Bill Aimed at Removing Trade Provisions with Cuba Reintroduced

Brownfield Ag News

By: Mark Dorenkamp

Two U.S. Senators have reintroduced legislation they say would remove trade provisions with Cuba that make American ag exports non-competitive.

Senators Heidi Heitkamp of North Dakota and John Boozman of Arkansas are lead co-sponsors of the Agricultural Export Expansion Act, which was approved as an amendment to a financial services spending bill by the Senate Appropriations Committee last year.

James Williams, president of Engage Cuba–a national coalition dedicated to lifting the Cuban embargo–says the legislation would benefit U.S. farmers.

“This legislation is not changing a law to say you can now sell to Cuba; that is already legal.  What it does now is just allow American farmers an opportunity to compete.”

Under current law, Cuba must use cash to buy any American ag product.

Williams tells Brownfield the Act paves the way for U.S. farmers and agribusinesses to gain access to private financing.
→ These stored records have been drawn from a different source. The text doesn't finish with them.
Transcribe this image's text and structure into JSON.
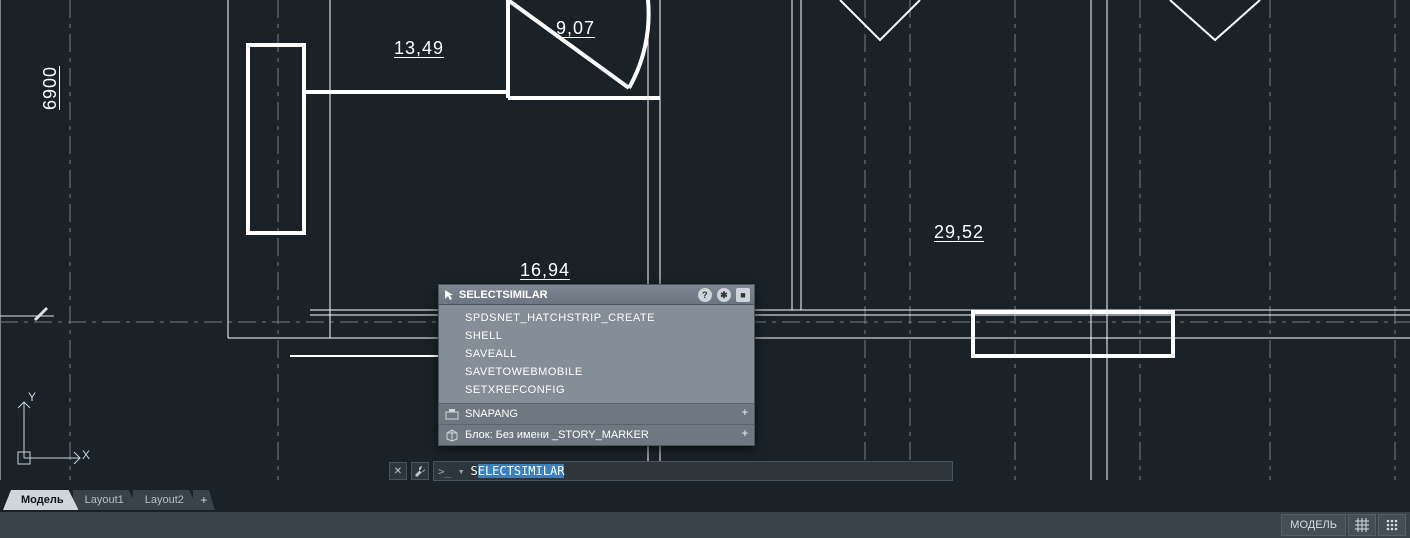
{
  "dimensions": {
    "d1": "13,49",
    "d2": "9,07",
    "d3": "29,52",
    "d4": "16,94",
    "v1": "6900"
  },
  "ucs": {
    "x": "X",
    "y": "Y"
  },
  "palette": {
    "title": "SELECTSIMILAR",
    "items": [
      "SPDSNET_HATCHSTRIP_CREATE",
      "SHELL",
      "SAVEALL",
      "SAVETOWEBMOBILE",
      "SETXREFCONFIG"
    ],
    "extra1": "SNAPANG",
    "extra2": "Блок: Без имени _STORY_MARKER"
  },
  "cmdline": {
    "prompt": ">_ ▾",
    "prefix": "S",
    "completion": "ELECTSIMILAR"
  },
  "tabs": {
    "model": "Модель",
    "layout1": "Layout1",
    "layout2": "Layout2"
  },
  "status": {
    "model_btn": "МОДЕЛЬ"
  }
}
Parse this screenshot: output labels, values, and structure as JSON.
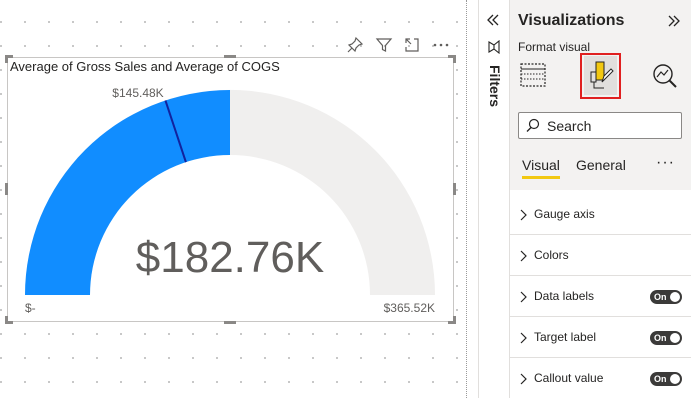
{
  "visual": {
    "title": "Average of Gross Sales and Average of COGS",
    "header_icons": [
      "pin-icon",
      "filter-icon",
      "focus-mode-icon",
      "more-options-icon"
    ],
    "gauge": {
      "value_label": "$182.76K",
      "min_label": "$-",
      "max_label": "$365.52K",
      "target_label": "$145.48K",
      "value": 182.76,
      "min": 0,
      "max": 365.52,
      "target": 145.48,
      "fill_color": "#118dff",
      "track_color": "#f0efee",
      "target_color": "#12239e"
    }
  },
  "filters": {
    "label": "Filters"
  },
  "visualizations": {
    "title": "Visualizations",
    "format_label": "Format visual",
    "tabs": [
      "build-visual-icon",
      "format-visual-icon",
      "analytics-icon"
    ],
    "active_tab": "format-visual-icon",
    "search_placeholder": "Search",
    "subtabs": [
      "Visual",
      "General"
    ],
    "active_subtab": "Visual",
    "sections": [
      {
        "label": "Gauge axis",
        "toggle": null
      },
      {
        "label": "Colors",
        "toggle": null
      },
      {
        "label": "Data labels",
        "toggle": "On"
      },
      {
        "label": "Target label",
        "toggle": "On"
      },
      {
        "label": "Callout value",
        "toggle": "On"
      }
    ],
    "accent_color": "#f2c811",
    "highlight_color": "#e02020"
  }
}
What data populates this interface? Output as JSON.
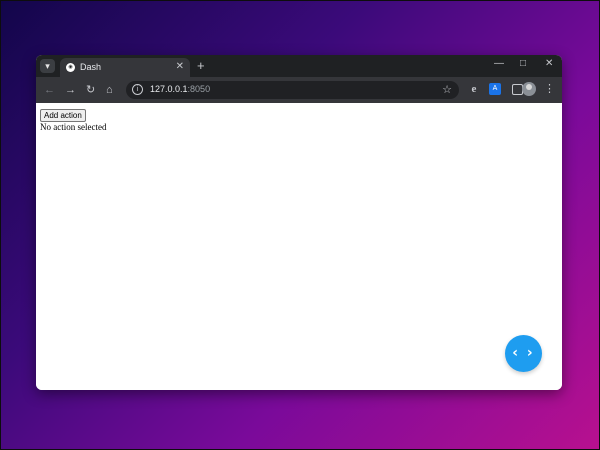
{
  "browser": {
    "tab_menu_icon": "chevron-down-icon",
    "tab": {
      "favicon": "dash-favicon",
      "title": "Dash",
      "close_glyph": "✕"
    },
    "new_tab_glyph": "+",
    "window_controls": {
      "minimize": "—",
      "maximize": "□",
      "close": "✕"
    },
    "nav": {
      "back": "←",
      "forward": "→",
      "reload": "↻",
      "home": "⌂"
    },
    "address": {
      "host": "127.0.0.1",
      "port": ":8050"
    },
    "bookmark_glyph": "☆",
    "extensions": [
      "e-icon",
      "translate-icon",
      "puzzle-icon",
      "side-panel-icon"
    ],
    "menu_glyph": "⋮"
  },
  "page": {
    "add_action_label": "Add action",
    "status_text": "No action selected",
    "fab_glyph": "‹ ›",
    "fab_color": "#1e9df0"
  }
}
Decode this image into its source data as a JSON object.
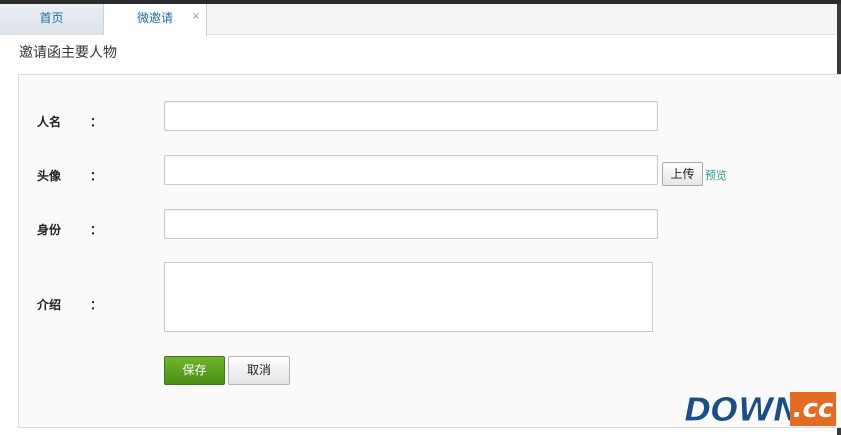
{
  "tabs": [
    {
      "label": "首页"
    },
    {
      "label": "微邀请",
      "close": "×"
    }
  ],
  "page": {
    "title": "邀请函主要人物"
  },
  "form": {
    "name": {
      "label": "人名",
      "colon": "：",
      "value": "",
      "placeholder": ""
    },
    "avatar": {
      "label": "头像",
      "colon": "：",
      "value": "",
      "upload_label": "上传",
      "preview_label": "预览"
    },
    "identity": {
      "label": "身份",
      "colon": "：",
      "value": ""
    },
    "intro": {
      "label": "介绍",
      "colon": "：",
      "value": ""
    }
  },
  "actions": {
    "save_label": "保存",
    "cancel_label": "取消"
  },
  "watermark": {
    "text_main": "DOWN",
    "text_suffix": ".cc"
  },
  "colors": {
    "accent": "#4a8f15",
    "link": "#2a9d8f",
    "tab_text": "#1f6fa8",
    "watermark_blue": "#1b4f8c",
    "watermark_orange": "#e46b23"
  }
}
“This is not taxpayer-backed.  This is not USDA-backed.  This is purely private financing, that if (farmers and ag businesses) are able to get access to, they can offer to Cuba to expand our market-share there.”

He says support for the bill continues to grow in the Senate, but there’s resistance in the House.

“We have a majority of the House representatives in favor of this, but the challenge has been getting Republican leadership to allow it to have a vote.”

A companion bill has been introduced by U.S. Representative Rick Crawford of Arkansas and House Ag Committee Chairman Mike Conaway of Texas.

Williams says he’s been assured House leadership will vote on the Ag Export Expansion Act before the next budget resolution, which occurs at the end of April.